■ What to work on ■
Return the lines below that carry the word "Larsen".

[Items from a dataset]
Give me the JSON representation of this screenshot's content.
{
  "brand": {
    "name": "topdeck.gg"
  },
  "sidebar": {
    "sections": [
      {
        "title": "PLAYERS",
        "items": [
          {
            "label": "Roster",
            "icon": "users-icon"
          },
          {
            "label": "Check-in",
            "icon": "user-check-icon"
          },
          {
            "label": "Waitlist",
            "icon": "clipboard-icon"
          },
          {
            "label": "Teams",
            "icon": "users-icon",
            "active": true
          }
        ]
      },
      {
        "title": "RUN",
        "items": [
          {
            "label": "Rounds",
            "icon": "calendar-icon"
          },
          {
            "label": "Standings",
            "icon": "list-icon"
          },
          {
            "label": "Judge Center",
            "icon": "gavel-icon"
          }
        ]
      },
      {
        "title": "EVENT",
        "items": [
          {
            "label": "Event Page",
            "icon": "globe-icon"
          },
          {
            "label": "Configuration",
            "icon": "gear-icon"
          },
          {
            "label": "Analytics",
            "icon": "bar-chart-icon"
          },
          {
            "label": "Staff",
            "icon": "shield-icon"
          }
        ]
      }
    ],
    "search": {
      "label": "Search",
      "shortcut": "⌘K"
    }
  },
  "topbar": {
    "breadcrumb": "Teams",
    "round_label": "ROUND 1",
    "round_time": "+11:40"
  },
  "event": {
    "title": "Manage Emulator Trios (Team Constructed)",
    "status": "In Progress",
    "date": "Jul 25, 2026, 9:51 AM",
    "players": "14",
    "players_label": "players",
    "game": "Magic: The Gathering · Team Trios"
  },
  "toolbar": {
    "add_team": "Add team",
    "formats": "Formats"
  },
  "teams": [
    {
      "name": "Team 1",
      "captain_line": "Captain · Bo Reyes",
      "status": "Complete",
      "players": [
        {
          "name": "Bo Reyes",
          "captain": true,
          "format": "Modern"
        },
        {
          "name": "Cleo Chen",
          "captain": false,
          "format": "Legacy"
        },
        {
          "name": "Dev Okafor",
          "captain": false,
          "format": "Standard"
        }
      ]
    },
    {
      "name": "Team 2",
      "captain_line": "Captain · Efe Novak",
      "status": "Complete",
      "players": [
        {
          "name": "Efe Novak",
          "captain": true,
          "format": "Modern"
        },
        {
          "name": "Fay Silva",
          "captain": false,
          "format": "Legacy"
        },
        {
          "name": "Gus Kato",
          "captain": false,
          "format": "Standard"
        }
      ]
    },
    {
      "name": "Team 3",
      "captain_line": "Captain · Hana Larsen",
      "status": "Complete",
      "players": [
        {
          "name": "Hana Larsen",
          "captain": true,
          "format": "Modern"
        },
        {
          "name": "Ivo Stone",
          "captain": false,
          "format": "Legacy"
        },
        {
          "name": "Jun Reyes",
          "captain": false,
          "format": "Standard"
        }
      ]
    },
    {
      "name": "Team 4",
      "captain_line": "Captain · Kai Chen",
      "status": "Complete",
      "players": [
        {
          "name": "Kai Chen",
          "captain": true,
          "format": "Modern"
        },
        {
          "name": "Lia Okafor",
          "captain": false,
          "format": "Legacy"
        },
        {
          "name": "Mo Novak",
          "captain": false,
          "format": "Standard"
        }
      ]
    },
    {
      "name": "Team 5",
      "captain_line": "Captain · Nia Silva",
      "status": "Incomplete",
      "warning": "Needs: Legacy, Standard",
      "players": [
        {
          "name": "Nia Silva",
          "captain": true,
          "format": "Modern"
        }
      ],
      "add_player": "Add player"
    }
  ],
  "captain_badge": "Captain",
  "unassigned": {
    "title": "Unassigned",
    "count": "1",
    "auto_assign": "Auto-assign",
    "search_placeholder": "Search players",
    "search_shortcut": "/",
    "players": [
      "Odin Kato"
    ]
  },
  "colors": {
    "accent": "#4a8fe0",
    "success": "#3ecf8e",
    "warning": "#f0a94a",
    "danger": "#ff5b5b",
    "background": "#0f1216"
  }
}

■ Task solution ■
      "captain_line": "Captain · Hana Larsen",
          "name": "Hana Larsen",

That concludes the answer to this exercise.